■ **Assigned task**:
Your response should give back each record exactly, word for word.
-- Opening Marker --
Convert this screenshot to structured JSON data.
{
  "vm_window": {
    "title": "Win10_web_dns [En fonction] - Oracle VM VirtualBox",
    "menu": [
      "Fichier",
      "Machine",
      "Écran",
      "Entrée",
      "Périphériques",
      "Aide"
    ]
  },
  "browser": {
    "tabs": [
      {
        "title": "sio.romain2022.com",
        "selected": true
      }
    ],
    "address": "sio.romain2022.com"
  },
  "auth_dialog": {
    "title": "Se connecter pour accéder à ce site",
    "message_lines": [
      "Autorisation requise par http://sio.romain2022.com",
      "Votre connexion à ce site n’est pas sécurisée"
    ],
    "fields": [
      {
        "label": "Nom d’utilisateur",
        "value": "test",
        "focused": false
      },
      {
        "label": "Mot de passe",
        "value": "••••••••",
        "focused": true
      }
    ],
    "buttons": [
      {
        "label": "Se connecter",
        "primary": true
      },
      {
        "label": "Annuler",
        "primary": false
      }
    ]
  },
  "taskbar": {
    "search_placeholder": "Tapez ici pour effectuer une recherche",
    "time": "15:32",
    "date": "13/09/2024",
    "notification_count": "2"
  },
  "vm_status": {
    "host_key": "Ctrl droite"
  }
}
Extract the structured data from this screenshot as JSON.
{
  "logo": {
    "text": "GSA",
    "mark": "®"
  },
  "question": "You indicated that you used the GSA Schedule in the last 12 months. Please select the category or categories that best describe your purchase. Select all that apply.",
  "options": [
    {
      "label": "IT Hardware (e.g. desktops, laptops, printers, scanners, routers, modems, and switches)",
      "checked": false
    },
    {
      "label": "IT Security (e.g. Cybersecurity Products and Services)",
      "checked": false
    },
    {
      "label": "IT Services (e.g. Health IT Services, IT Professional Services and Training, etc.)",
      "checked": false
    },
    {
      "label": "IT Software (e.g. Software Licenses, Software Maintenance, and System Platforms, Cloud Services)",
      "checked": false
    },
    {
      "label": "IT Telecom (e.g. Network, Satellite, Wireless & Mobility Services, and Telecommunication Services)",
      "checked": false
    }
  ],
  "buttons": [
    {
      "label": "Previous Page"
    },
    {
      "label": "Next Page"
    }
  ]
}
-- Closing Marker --
■ **Solution to the exercise**:
Convert this screenshot to structured JSON data.
{
  "vm_window": {
    "title": "Win10_web_dns [En fonction] - Oracle VM VirtualBox",
    "menu": [
      "Fichier",
      "Machine",
      "Écran",
      "Entrée",
      "Périphériques",
      "Aide"
    ]
  },
  "browser": {
    "tabs": [
      {
        "title": "sio.romain2022.com",
        "selected": true
      }
    ],
    "address": "sio.romain2022.com"
  },
  "auth_dialog": {
    "title": "Se connecter pour accéder à ce site",
    "message_lines": [
      "Autorisation requise par http://sio.romain2022.com",
      "Votre connexion à ce site n’est pas sécurisée"
    ],
    "fields": [
      {
        "label": "Nom d’utilisateur",
        "value": "test",
        "focused": false
      },
      {
        "label": "Mot de passe",
        "value": "••••••••",
        "focused": true
      }
    ],
    "buttons": [
      {
        "label": "Se connecter",
        "primary": true
      },
      {
        "label": "Annuler",
        "primary": false
      }
    ]
  },
  "taskbar": {
    "search_placeholder": "Tapez ici pour effectuer une recherche",
    "time": "15:32",
    "date": "13/09/2024",
    "notification_count": "2"
  },
  "vm_status": {
    "host_key": "Ctrl droite"
  }
}
Extract the structured data from this screenshot as JSON.
{
  "logo": {
    "text": "GSA",
    "mark": "®"
  },
  "question": "You indicated that you used the GSA Schedule in the last 12 months. Please select the category or categories that best describe your purchase. Select all that apply.",
  "options": [
    {
      "label": "IT Hardware (e.g. desktops, laptops, printers, scanners, routers, modems, and switches)",
      "checked": false
    },
    {
      "label": "IT Security (e.g. Cybersecurity Products and Services)",
      "checked": false
    },
    {
      "label": "IT Services (e.g. Health IT Services, IT Professional Services and Training, etc.)",
      "checked": false
    },
    {
      "label": "IT Software (e.g. Software Licenses, Software Maintenance, and System Platforms, Cloud Services)",
      "checked": false
    },
    {
      "label": "IT Telecom (e.g. Network, Satellite, Wireless & Mobility Services, and Telecommunication Services)",
      "checked": false
    }
  ],
  "buttons": [
    {
      "label": "Previous Page"
    },
    {
      "label": "Next Page"
    }
  ]
}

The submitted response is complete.